     First, Children of Cain – A Vampire Omnibus has seen the light of day. Compiling all the short stories
surrounding the vampires that exist in Sam Spallucci’s world, it makes a tidy little anthology and is a must buy for the avid collector of my books or anyone who wants to have a taster of my work outside the life of Lancaster’s beleaguered investigator of the paranormal.

     It was wonderful to work with the amazingly talented Liam Shaw once more as he transformed the vision of constant reader Ann Daniel when she won the competition to design the cover for the book. This is the second time that I have collaborated with Liam as he brought the cover to Mourning Has Broken into life back in 2018. I can’t wait to see what he comes up with for Songbird.

   Speaking of which, I am just about at the end of the second draft of the origins story for Nightingale the vampire. A firm favourite with my readers, it was only right that I go back and explore certain elements of her history. These include: her life before being turned; her time at All Saints church (which she refers to in Sam Spallucci: Dark Justice); her relationship with her and Justice’s vampire father, Doulos and of course the cataclysmic events of the short story Family. It has been an absolute joy to work on Songbird and I know that many of my readers can’t wait for its release.

     January has also seen something quite momentous for me. On the whole, most of my books have been published through Amazon’s KDP platform, which is easy to use and provides a good online marketplace for them. However, I have now re-released the third edition of The Casebook of Sam Spallucci through a platform that will reach high street stores. I intend to do the same for all the other Sam books and, later on this year, I shall be approaching the likes of Waterstones and W.H.Smiths. Watch this space.

     Well, that’s all for now. There will be another post here in a few weeks. I’ll share it out on social media, so keep your eyes peeled. In the meantime, I had better crack on with the fifth Sam Spallucci novel Troubled Souls.

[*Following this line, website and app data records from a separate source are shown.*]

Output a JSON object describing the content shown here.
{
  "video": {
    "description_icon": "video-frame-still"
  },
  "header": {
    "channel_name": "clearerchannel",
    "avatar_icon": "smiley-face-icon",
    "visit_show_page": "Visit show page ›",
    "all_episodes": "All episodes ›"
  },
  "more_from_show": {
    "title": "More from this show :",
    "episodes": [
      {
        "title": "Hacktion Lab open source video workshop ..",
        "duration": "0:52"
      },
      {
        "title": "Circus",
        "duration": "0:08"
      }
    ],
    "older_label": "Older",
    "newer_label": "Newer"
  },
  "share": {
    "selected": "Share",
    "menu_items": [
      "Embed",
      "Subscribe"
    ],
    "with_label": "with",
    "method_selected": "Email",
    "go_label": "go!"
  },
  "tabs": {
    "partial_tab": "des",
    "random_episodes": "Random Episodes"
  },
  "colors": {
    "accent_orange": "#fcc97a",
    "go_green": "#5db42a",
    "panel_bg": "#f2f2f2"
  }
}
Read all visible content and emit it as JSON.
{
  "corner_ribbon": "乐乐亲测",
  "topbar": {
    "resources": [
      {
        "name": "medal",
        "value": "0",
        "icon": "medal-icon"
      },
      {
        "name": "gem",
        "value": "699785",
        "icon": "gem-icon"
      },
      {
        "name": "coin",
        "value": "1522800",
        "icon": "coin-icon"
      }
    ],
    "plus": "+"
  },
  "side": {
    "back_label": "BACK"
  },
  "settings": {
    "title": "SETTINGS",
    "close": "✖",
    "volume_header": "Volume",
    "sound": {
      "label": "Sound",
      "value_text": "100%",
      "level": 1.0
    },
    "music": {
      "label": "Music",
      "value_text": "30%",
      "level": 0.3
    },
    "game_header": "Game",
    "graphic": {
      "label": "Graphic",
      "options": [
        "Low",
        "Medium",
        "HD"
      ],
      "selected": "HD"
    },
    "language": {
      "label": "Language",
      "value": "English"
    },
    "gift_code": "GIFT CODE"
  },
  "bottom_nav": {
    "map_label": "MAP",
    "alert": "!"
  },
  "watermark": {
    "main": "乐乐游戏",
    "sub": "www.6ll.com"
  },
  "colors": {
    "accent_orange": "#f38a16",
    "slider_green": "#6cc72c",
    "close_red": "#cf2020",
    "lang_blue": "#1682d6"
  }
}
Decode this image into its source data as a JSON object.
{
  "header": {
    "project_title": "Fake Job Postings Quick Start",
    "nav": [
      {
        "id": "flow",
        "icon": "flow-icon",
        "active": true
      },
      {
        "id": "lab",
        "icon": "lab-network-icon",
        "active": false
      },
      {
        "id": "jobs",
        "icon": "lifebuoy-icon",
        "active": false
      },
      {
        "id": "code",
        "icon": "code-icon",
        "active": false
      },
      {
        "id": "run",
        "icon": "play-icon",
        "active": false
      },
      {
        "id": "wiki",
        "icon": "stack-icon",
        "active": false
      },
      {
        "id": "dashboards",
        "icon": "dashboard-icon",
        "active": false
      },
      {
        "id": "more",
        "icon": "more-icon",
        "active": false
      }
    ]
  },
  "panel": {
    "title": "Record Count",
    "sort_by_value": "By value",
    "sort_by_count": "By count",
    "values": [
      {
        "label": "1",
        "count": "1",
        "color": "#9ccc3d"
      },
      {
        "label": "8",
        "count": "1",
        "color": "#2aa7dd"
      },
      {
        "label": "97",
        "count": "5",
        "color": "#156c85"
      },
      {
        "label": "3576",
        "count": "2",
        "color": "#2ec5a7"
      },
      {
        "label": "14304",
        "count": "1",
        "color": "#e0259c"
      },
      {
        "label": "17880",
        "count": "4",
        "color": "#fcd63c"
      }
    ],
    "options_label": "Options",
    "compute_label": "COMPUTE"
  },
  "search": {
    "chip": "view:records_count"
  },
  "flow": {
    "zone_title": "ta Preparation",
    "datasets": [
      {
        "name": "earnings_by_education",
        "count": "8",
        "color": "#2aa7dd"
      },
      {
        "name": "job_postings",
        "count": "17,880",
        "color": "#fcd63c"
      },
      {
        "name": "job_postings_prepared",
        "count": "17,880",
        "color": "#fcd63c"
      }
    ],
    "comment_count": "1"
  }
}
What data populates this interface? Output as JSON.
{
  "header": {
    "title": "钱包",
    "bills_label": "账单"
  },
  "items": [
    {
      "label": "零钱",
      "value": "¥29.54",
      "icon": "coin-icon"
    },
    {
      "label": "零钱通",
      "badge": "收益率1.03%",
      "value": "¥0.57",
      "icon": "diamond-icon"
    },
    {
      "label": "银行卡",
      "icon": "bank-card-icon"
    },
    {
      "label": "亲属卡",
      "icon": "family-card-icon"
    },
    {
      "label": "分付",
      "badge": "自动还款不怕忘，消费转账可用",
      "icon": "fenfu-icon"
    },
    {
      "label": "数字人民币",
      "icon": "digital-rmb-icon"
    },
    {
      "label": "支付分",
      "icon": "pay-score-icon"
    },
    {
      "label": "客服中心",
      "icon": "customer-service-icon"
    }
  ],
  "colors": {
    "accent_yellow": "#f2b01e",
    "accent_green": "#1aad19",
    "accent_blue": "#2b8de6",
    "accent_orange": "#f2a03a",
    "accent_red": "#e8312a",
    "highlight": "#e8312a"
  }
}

All the best and keep looking in the shadows,

Don't forget to visit my website: